Florence 22, is an ambitious violinist; Edward 23, is close to clueless about his career. Her poise belongs to upper class; he has gotten into street fights. She's rich and he's not. But their diversities dissolve completely in their admiration for each other. She listens to rock'n roll because he brought it to her and let's him touch her so that he'll be happy. But the kind of touch she enjoys the most is arm-in-arm walk down the park or hugging and cuddling in the bed - all fully clothed. She's terrified at the very idea of sex, as if a foreign missile directed at her private space. Edward, like most of the men his age is extremely excited at the very prospect of charting into virgin territories. This clash of bedroom interests leads to moments of youthful foolishness that defines their life.
These are the opening lines: They were young, educated, and both virgins on this, their wedding night, and they lived in a time when a conversation about sexual difficulties was plainly impossible. But it is never easy. You couldn't blame the lady, for how could she openly discuss her sexual preferences (not inadequacies) with a man who has monstrous expectations on that night. And no point blaming the gentleman - his age and the weighty occasion put him on a high-speed lane. Where he merely suffered conventional first-night nerves, she experienced a visceral dread, a helpless disgust as palpable as seasickness. He desperately tries to control his emotions which want him to explode while she bravely wears a happy-face mask in order to accommodate him.

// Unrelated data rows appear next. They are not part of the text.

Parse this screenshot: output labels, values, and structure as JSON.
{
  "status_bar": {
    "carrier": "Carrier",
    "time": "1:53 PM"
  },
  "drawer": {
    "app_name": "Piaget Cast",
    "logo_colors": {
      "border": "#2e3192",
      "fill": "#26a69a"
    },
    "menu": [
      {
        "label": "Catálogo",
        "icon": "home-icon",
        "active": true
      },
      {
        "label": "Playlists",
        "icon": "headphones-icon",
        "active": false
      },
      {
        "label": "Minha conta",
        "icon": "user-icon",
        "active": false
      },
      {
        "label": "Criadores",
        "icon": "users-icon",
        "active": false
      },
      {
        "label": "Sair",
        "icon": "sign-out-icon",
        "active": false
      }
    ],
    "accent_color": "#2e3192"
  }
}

Like in 'Atonement', there's a defining moment in this plot which places their lives on a forked road. Saying something stupid, or not saying anything at all might alter the course of lives. It's not enough to love; sometimes patience with love is what keeps us sane, is what holds a marriage together, is what keeps the family wheel spinning, McEwan reminds us. As soon as I finished the novel, I hugged my wife and said "You know I love you and.... just bear with me".